After running the voter information for 1,400 individuals through a federal database, however, Gessler’s office verified that the vast majority of the individuals who received the letter did have their paperwork in order and are eligible to vote. There are roughly 168 people remaining to be verified in the database, but an employee in Colorado’s election division acknowledged even this group “may also include people who are citizens.”

Although Gessler denies his attempted voter purge has any political motivation, about 40 percent of his letters were sent to registered Democrats, while only 13 percent went to Republicans. Voter suppression tactics, such as Gov. Rick Scott’s (R-FL) failed voter purge in Florida, do tend to disproportionately target Democrat and Latino voters.


Despite the fact that Republican lawmakers across the country have been pursuing similarly aggressive strategies to tamp down “voter fraud” in their states, the only real threat to democracy is the voter suppression they perpetrate under the guise of stopping it. When pressed on the issue, even the authors and biggest proponents of stringent voter ID laws cannot cite examples of in-person voter impersonation.
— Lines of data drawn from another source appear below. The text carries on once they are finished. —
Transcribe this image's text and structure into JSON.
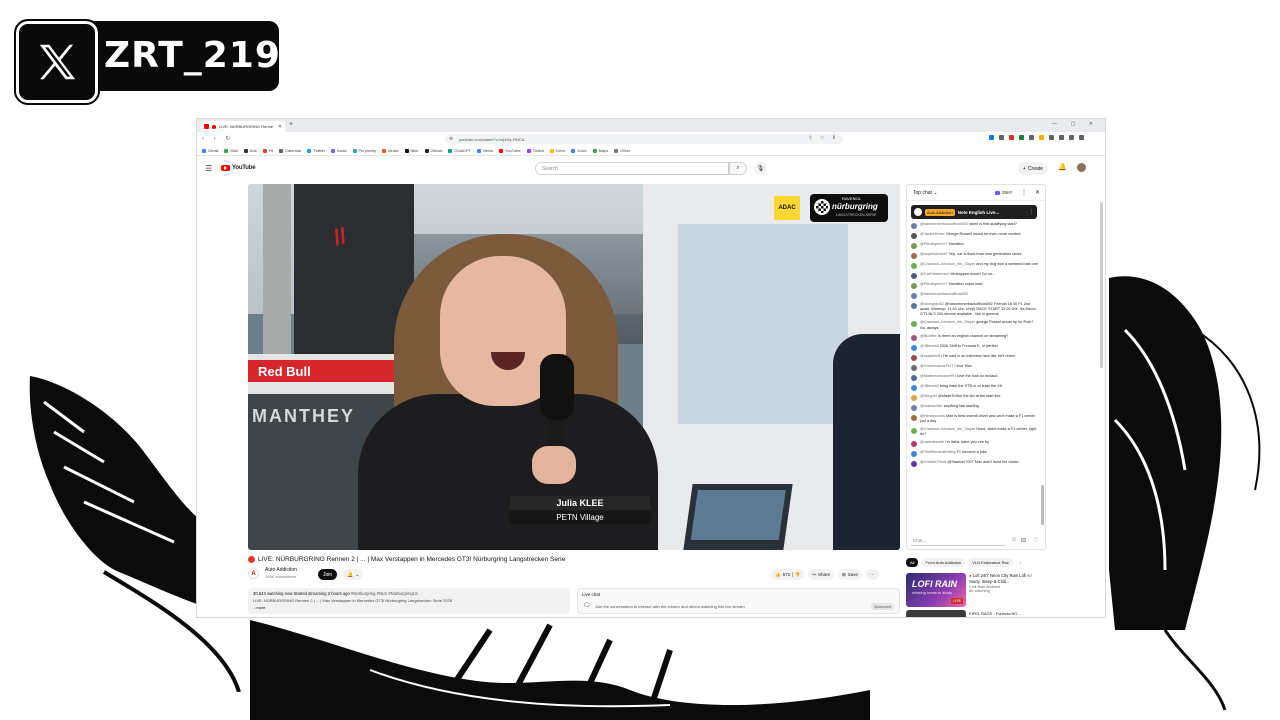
{
  "overlay": {
    "platform_icon": "x-logo-icon",
    "handle": "ZRT_219"
  },
  "browser": {
    "tab_title": "LIVE: NÜRBURGRING Renne",
    "url": "youtube.com/watch?v=mj4Hy-FiNCA",
    "bookmarks": [
      "Gmail",
      "Mail",
      "Ads",
      "Fit",
      "Calendar",
      "Twitter",
      "Anda",
      "Perplexity",
      "Music",
      "Nike",
      "Github",
      "ChatGPT",
      "News",
      "YouTube",
      "Twitch",
      "Drive",
      "Docs",
      "Maps",
      "Other",
      "Crypto",
      "Alle"
    ]
  },
  "youtube": {
    "logo_text": "YouTube",
    "search_placeholder": "Search",
    "create_label": "Create",
    "video": {
      "lower_third_name": "Julia KLEE",
      "lower_third_sub": "PETN Village",
      "adac": "ADAC",
      "nring_top": "RAVENOL",
      "nring_mid": "nürburgring",
      "nring_bot": "LANGSTRECKEN-SERIE"
    },
    "title": "LIVE: NÜRBURGRING Rennen 2 | ... | Max Verstappen in Mercedes GT3! Nürburgring Langstrecken Serie",
    "channel": "Auto Addiction",
    "subscribers": "166K subscribers",
    "join_label": "Join",
    "likes": "572",
    "share_label": "Share",
    "save_label": "Save",
    "desc_stats": "30,543 watching now  Started streaming 2 hours ago",
    "desc_tags": "#Nürburgring #NLS #NurburgringLS",
    "desc_line2": "LIVE: NÜRBURGRING Rennen 2 | ... | Max Verstappen in Mercedes GT3! Nürburgring Langstrecken Serie 2025",
    "desc_more": "...more",
    "livebox_heading": "Live chat",
    "livebox_msg": "Join the conversation to interact with the creator and others watching this live stream",
    "livebox_tag": "Sponsored"
  },
  "chat": {
    "header": "Top chat",
    "viewers": "35KF",
    "pinned_name": "Auto Addiction",
    "pinned_text": "Note English Live...",
    "messages": [
      {
        "author": "@hansrennerbackofficial392",
        "text": "when is first qualifying start?",
        "color": "#6d7fa8"
      },
      {
        "author": "@JackieDriver",
        "text": "George Russell would be even more excited",
        "color": "#555"
      },
      {
        "author": "@Pitfullspeed77",
        "text": "Hamilton",
        "color": "#7a9a5a"
      },
      {
        "author": "@sopersdrive87",
        "text": "Yep, car is fixed from new generation races",
        "color": "#9c6c4a"
      },
      {
        "author": "@Crashout-Johnson_the_Slayer",
        "text": "and my dog won a weekend last one",
        "color": "#6ab04c"
      },
      {
        "author": "@CarHuntermon",
        "text": "Verstappen mode! Go on...",
        "color": "#4a5a8a"
      },
      {
        "author": "@Pitfullspeed77",
        "text": "Hamilton super lead",
        "color": "#7a9a5a"
      },
      {
        "author": "@hansrennerbackofficial392",
        "text": "",
        "color": "#6d7fa8"
      },
      {
        "author": "@racingfan82",
        "text": "@hansrennerbackofficial392 Friends 18:30 F1 2nd qualif. Warmup: 11:40 Uhr. Uhr(l) RACE START 12:00 Uhr. Ha Demo. GT3 NLS 20h stream available - link in general",
        "color": "#5a7a9a"
      },
      {
        "author": "@Crashout-Johnson_the_Slayer",
        "text": "george Russel would try for Pole? No, always",
        "color": "#6ab04c"
      },
      {
        "author": "@Bluefire",
        "text": "Is there an english channel on streaming?",
        "color": "#9a5a7a"
      },
      {
        "author": "@JBenes6",
        "text": "2026 Shift to Formula E, or perfect",
        "color": "#3a8ad6"
      },
      {
        "author": "@sparklez91",
        "text": "He said in an interview race like he'll return",
        "color": "#9c4a4a"
      },
      {
        "author": "@Greenmama7917",
        "text": "I love Max",
        "color": "#6a6a6a"
      },
      {
        "author": "@Mattbreamcase99",
        "text": "I love the look on mclaud",
        "color": "#4a6a9a"
      },
      {
        "author": "@JBenes6",
        "text": "bring back the STB or at least the V8",
        "color": "#3a8ad6"
      },
      {
        "author": "@Wegner",
        "text": "@MadeToSee the kid at the start line",
        "color": "#d9a641"
      },
      {
        "author": "@mansonfan",
        "text": "anything fast starting",
        "color": "#6d7fa8"
      },
      {
        "author": "@Hesbeconds",
        "text": "Max is best overall driver and can't make a F1 center just a day",
        "color": "#9c6c4a"
      },
      {
        "author": "@Crashout-Johnson_the_Slayer",
        "text": "Hond, didn't make a F1 center, right do?",
        "color": "#6ab04c"
      },
      {
        "author": "@vaichlesobb",
        "text": "I'm Italia, babe you vee try",
        "color": "#b03a6a"
      },
      {
        "author": "@TheBernardKnifing",
        "text": "F1 become a joke",
        "color": "#3a8ad6"
      },
      {
        "author": "@Christo-Finds",
        "text": "@Stashon7007 Max didn't build the motor...",
        "color": "#5a3a9a"
      }
    ],
    "input_placeholder": "Chat..."
  },
  "related": {
    "chips": [
      "All",
      "From Auto Addiction",
      "VLN Endurance Rac"
    ],
    "video1_thumb_text": "LOFI RAIN",
    "video1_thumb_sub": "relaxing beats to study",
    "video1_live": "LIVE",
    "video1_title": "Lofi 24/7 Neon City Rain Lofi 🎶 Study, Sleep & Chill...",
    "video1_channel": "Chill Rain Ambient",
    "video1_watching": "6K watching",
    "video2_title": "EIFEL RACE - Formula NO..."
  }
}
This is probably due to the fact that a person is more likely to be struck by lightning than commit voter fraud.

Beyond wasting taxpayer dollars to send out unnecessary inquiries, Gessler’s effort may scare legitimate voters but does not appear to have discovered many — if any — illegitimate ones.